The cryptography group at Aarhus University is looking for postdocs. We do research in theory and practice of cryptographic protocols and public-key cryptography. Recently, we have worked on multiparty computation, leakage and tamper resilience of public-key cryptography and quantum cryptography. Whether you have already expertise in these areas or are just interested in getting into them, we would like to hear from you as soon as possible. We will consider your application immediately, even if you contact us before the closing date below.
The group has two faculty members (Ivan Damgard and Jesper Buus Nielsen), 3 postdocs and 8 PhD students. We can offer an active and welcoming research environment with good possibilities for travels and inviting guests. We usually offer 1-year contracts with an option for prolonging by a year.
On the (Im)possibility of Projecting Property\\\\, by Jae Hong Seo
Projecting bilinear pairings have frequently been used for designing cryptosystems since they were first derived from composite order bilinear groups. There have been only a few studies on the (im)possibility of projecting bilinear pairings. Groth and Sahai (EUROCRYPT 2008) showed that projecting bilinear pairings can be achieved in a prime-order group setting. They constructed both projecting asymmetric bilinear pairings and projecting symmetric bilinear pairings, where a bilinear pairing $e$ is symmetric if it satisfies $e(g,h)=e(h,g)$ for any group elements $g$ and $h$; otherwise, it is asymmetric. Subsequently, Freeman (EUROCRYPT 2010) generalized Groth-Sahai\'s projecting asymmetric bilinear pairings.
In this paper, we provide impossibility results on projecting bilinear pairings in a prime-order group setting. More precisely, we specify the lower bounds of
1. the image size of a projecting asymmetric bilinear pairing
2. the image size of a projecting symmetric bilinear pairing
3. the computational cost for a projecting asymmetric bilinear pairing
4. the computational cost for a projecting symmetric bilinear pairing
in a prime-order group setting naturally induced from the $k$-linear assumption, where the computational cost means the number of generic operations.
Our lower bounds regarding a projecting asymmetric bilinear pairing are tight, i.e., it is impossible to construct a more efficient projecting asymmetric bilinear pairing than the constructions of Groth-Sahai and Freeman. However, our lower bounds regarding a projecting symmetric bilinear pairing differ from Groth and Sahai\'s results regarding a symmetric bilinear pairing; We fill these gaps by constructing projecting symmetric bilinear pairings.

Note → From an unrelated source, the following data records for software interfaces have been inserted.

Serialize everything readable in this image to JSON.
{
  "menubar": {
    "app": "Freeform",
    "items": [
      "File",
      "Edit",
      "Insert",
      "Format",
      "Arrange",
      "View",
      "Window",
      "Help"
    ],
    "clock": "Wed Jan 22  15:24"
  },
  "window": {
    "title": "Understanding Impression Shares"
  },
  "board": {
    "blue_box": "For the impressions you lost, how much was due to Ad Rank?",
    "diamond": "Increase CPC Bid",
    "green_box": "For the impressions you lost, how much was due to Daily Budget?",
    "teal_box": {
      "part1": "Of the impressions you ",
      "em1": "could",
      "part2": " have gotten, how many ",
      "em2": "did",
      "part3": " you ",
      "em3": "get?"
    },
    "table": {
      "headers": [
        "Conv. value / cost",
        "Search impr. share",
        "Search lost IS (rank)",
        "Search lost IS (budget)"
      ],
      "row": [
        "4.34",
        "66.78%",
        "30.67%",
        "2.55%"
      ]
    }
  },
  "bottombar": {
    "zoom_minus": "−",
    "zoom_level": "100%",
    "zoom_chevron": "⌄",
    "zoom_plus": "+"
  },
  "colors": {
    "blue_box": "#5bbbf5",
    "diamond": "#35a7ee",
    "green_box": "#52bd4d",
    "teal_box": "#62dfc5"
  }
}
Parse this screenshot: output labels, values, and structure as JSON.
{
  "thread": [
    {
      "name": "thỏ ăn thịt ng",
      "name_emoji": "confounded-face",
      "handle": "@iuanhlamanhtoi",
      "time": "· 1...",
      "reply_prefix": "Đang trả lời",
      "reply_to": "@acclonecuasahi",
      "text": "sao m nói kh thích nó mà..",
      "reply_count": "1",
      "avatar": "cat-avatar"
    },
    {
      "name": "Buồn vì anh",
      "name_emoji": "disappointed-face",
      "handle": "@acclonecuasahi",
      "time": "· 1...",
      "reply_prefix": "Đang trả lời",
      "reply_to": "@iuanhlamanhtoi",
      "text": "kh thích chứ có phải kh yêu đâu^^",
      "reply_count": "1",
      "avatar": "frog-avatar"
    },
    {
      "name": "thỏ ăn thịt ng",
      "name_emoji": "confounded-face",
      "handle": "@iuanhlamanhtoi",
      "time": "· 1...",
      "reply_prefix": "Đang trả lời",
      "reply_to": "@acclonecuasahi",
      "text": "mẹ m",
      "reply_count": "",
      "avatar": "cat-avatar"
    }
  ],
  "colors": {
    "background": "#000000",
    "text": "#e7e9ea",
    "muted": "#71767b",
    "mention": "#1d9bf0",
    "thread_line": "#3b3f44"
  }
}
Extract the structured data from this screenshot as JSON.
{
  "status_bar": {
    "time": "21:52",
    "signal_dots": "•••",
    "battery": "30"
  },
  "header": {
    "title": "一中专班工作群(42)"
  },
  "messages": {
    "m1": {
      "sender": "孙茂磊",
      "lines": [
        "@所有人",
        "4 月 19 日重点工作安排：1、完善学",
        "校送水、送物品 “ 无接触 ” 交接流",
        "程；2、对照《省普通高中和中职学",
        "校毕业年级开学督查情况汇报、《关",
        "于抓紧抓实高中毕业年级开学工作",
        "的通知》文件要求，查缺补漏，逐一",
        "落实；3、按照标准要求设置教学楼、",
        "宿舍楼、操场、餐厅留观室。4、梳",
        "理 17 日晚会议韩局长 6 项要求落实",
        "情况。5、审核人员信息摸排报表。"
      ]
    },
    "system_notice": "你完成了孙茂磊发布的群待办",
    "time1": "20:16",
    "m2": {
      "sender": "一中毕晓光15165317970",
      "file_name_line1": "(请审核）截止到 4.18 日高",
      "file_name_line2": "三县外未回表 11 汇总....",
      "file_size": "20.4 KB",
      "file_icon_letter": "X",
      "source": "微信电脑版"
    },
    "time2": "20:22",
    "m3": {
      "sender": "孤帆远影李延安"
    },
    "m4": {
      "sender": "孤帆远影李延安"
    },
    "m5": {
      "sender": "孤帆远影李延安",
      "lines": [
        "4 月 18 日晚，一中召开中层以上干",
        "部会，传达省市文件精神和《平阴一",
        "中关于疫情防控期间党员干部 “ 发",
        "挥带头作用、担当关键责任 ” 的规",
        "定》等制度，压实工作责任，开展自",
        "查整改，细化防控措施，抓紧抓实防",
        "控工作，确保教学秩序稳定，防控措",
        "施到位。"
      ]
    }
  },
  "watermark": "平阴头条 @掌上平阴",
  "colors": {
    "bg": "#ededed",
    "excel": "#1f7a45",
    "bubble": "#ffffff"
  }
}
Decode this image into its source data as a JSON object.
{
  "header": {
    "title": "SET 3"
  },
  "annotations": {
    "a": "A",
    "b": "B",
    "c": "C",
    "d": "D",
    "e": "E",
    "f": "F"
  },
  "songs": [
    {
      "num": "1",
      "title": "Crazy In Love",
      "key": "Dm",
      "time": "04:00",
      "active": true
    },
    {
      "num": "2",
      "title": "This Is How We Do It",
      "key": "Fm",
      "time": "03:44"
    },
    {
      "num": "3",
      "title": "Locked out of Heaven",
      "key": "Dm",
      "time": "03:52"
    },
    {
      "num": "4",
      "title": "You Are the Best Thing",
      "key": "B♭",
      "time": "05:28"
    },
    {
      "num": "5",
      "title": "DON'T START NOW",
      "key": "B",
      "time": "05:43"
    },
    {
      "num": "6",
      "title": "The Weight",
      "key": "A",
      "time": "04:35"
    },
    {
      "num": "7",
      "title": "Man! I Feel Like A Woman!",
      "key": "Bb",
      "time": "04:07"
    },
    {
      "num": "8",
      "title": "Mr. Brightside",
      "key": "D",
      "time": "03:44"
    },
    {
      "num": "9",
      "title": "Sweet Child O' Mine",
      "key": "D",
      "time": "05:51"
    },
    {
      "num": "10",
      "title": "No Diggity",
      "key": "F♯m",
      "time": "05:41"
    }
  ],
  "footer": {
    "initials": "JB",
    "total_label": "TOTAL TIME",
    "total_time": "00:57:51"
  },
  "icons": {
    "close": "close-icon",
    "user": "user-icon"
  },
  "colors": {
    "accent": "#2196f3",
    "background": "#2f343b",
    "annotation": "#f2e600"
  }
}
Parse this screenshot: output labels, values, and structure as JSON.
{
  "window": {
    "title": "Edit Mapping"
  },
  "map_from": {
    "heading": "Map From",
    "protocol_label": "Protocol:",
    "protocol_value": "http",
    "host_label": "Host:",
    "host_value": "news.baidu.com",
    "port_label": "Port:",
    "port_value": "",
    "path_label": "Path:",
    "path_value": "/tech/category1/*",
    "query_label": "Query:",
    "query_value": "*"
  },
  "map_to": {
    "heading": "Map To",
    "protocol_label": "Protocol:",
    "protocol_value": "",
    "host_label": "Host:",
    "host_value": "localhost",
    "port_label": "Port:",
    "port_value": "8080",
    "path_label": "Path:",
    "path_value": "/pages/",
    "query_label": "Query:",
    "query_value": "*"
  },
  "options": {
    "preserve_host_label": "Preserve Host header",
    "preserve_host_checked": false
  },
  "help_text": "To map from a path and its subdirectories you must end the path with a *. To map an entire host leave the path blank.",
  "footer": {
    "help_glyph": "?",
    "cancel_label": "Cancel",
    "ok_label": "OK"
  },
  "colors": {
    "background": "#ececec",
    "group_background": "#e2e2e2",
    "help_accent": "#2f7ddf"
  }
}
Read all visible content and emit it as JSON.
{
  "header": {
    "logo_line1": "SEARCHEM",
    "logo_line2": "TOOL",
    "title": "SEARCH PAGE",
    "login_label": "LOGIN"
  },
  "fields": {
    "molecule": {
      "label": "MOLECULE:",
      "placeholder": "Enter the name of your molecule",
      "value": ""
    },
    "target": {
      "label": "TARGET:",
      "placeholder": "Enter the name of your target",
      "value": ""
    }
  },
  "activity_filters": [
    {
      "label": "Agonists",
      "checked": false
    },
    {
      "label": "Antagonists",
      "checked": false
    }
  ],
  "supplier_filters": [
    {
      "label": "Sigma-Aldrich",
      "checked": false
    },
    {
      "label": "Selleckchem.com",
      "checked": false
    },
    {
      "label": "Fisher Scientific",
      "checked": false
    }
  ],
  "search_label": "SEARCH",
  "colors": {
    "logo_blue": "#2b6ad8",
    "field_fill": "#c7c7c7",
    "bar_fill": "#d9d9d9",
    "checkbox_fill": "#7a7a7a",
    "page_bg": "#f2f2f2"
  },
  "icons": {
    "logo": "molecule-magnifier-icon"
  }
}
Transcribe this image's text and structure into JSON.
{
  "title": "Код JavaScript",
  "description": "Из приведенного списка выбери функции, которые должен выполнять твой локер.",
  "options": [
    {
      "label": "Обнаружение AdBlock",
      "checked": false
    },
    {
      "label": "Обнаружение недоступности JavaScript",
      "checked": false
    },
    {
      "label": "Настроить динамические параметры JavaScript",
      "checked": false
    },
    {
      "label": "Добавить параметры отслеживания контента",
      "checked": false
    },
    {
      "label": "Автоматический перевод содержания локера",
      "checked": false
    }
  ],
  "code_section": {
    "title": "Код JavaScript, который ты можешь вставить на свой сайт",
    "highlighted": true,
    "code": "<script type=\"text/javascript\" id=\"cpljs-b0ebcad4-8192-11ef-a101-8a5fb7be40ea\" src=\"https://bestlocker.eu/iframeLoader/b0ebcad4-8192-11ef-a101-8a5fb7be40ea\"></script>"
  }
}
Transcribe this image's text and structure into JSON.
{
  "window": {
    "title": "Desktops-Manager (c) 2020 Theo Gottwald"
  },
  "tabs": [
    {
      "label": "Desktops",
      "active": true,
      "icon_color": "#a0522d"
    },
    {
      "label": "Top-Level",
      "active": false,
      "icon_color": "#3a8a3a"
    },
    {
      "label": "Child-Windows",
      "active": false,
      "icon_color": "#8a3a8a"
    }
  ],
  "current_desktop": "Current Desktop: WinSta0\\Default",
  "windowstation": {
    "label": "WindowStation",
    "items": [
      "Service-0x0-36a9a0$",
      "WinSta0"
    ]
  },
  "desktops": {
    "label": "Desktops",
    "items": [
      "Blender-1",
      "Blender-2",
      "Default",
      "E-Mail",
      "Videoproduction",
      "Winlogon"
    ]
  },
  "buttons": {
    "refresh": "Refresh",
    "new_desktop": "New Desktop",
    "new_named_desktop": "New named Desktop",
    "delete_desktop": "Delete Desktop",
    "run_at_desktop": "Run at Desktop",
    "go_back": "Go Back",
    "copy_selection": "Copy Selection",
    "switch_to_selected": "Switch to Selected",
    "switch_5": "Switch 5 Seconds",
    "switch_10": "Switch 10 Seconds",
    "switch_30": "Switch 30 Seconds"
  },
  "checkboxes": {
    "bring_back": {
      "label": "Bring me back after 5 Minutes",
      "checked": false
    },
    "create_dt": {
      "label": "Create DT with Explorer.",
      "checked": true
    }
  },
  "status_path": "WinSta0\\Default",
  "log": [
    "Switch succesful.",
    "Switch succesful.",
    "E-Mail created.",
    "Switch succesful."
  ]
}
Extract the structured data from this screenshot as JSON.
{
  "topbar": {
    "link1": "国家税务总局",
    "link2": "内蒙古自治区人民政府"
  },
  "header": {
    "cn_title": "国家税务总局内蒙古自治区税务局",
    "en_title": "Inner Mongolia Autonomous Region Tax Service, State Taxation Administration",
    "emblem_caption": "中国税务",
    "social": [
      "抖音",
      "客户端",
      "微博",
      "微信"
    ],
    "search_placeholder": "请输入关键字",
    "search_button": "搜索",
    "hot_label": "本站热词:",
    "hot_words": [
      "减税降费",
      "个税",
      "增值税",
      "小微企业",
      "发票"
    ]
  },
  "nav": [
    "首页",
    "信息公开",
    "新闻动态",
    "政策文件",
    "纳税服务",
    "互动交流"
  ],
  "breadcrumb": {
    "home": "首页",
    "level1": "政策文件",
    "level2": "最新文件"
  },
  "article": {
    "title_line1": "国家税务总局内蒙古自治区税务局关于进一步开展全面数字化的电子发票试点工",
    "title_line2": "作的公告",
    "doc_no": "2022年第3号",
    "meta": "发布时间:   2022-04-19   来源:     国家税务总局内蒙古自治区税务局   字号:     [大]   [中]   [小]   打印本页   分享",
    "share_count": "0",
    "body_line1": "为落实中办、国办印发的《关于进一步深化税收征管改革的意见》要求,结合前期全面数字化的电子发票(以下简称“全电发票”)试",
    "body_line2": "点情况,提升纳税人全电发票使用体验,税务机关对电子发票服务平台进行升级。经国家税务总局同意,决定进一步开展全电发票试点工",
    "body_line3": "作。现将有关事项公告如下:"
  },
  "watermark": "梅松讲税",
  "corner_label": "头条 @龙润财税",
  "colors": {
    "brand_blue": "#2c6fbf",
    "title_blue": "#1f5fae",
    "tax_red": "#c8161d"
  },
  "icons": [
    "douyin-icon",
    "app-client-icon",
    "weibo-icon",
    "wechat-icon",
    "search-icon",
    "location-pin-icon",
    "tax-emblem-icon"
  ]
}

In addition, on the basis of the proposed symmetric bilinear pairings, we construct more efficient instantiations of cryptosystems that essentially use the projecting symmetric bilinear pairings in a modular fashion. Example applications include new instantiations of the Boneh-Goh-Nissim cryptosystem, the Groth-Sahai non-interactive proof system, and Seo-Cheon round optimal blind signatures proven secure under the DLIN assumption. These new instantiations are more efficient than the previous ones, which are also provably secure under the DLIN assumption. These applications are of independent interest.